Entries taken from a collection
......
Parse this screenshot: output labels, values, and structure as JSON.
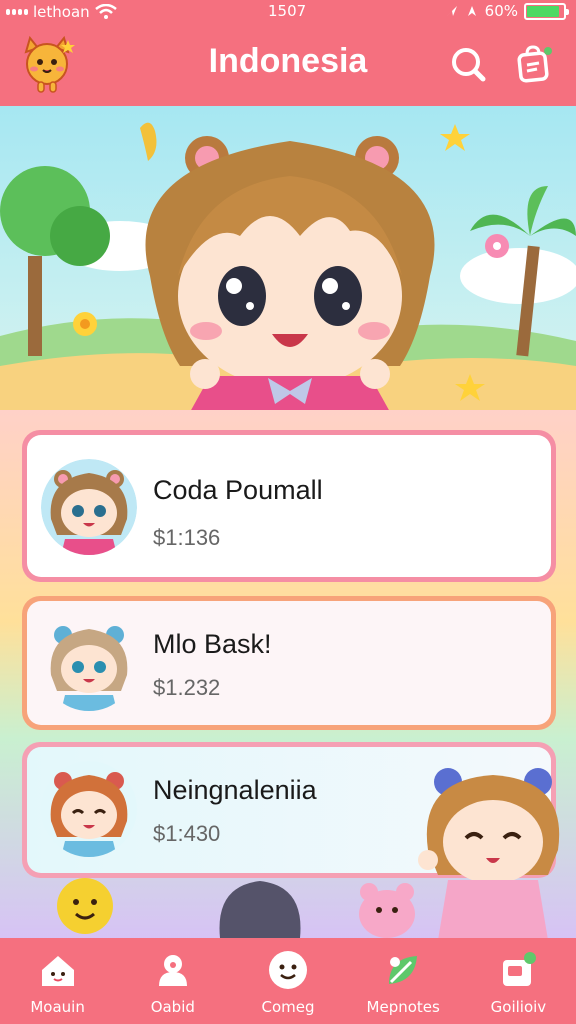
{
  "status_bar": {
    "carrier": "lethoan",
    "time": "1507",
    "battery": "60%",
    "battery_level": 0.9
  },
  "header": {
    "title": "Indonesia",
    "mascot_icon": "cat-mascot-icon",
    "search_icon": "search-icon",
    "bag_icon": "shopping-bag-icon"
  },
  "hero": {
    "image": "chibi-girl-banner"
  },
  "cards": [
    {
      "name": "Coda Poumall",
      "price": "$1:136",
      "avatar": "chibi-girl-bear-ears"
    },
    {
      "name": "Mlo Bask!",
      "price": "$1.232",
      "avatar": "chibi-girl-blue-ears"
    },
    {
      "name": "Neingnaleniia",
      "price": "$1:430",
      "avatar": "chibi-girl-red-ears"
    }
  ],
  "bottom_nav": {
    "items": [
      {
        "label": "Moauin",
        "icon": "home-icon"
      },
      {
        "label": "Oabid",
        "icon": "person-icon"
      },
      {
        "label": "Comeg",
        "icon": "smile-icon"
      },
      {
        "label": "Mepnotes",
        "icon": "leaf-icon"
      },
      {
        "label": "Goilioiv",
        "icon": "gift-icon"
      }
    ]
  },
  "colors": {
    "brand": "#f5707f",
    "card1_border": "#f58ea4",
    "card2_border": "#f7a37a",
    "card3_border": "#f5a0b4"
  }
}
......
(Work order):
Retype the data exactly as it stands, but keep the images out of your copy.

(Completed task):
Parse this screenshot: output labels, values, and structure as JSON.
{
  "status_bar": {
    "carrier": "lethoan",
    "time": "1507",
    "battery": "60%",
    "battery_level": 0.9
  },
  "header": {
    "title": "Indonesia",
    "mascot_icon": "cat-mascot-icon",
    "search_icon": "search-icon",
    "bag_icon": "shopping-bag-icon"
  },
  "hero": {
    "image": "chibi-girl-banner"
  },
  "cards": [
    {
      "name": "Coda Poumall",
      "price": "$1:136",
      "avatar": "chibi-girl-bear-ears"
    },
    {
      "name": "Mlo Bask!",
      "price": "$1.232",
      "avatar": "chibi-girl-blue-ears"
    },
    {
      "name": "Neingnaleniia",
      "price": "$1:430",
      "avatar": "chibi-girl-red-ears"
    }
  ],
  "bottom_nav": {
    "items": [
      {
        "label": "Moauin",
        "icon": "home-icon"
      },
      {
        "label": "Oabid",
        "icon": "person-icon"
      },
      {
        "label": "Comeg",
        "icon": "smile-icon"
      },
      {
        "label": "Mepnotes",
        "icon": "leaf-icon"
      },
      {
        "label": "Goilioiv",
        "icon": "gift-icon"
      }
    ]
  },
  "colors": {
    "brand": "#f5707f",
    "card1_border": "#f58ea4",
    "card2_border": "#f7a37a",
    "card3_border": "#f5a0b4"
  }
}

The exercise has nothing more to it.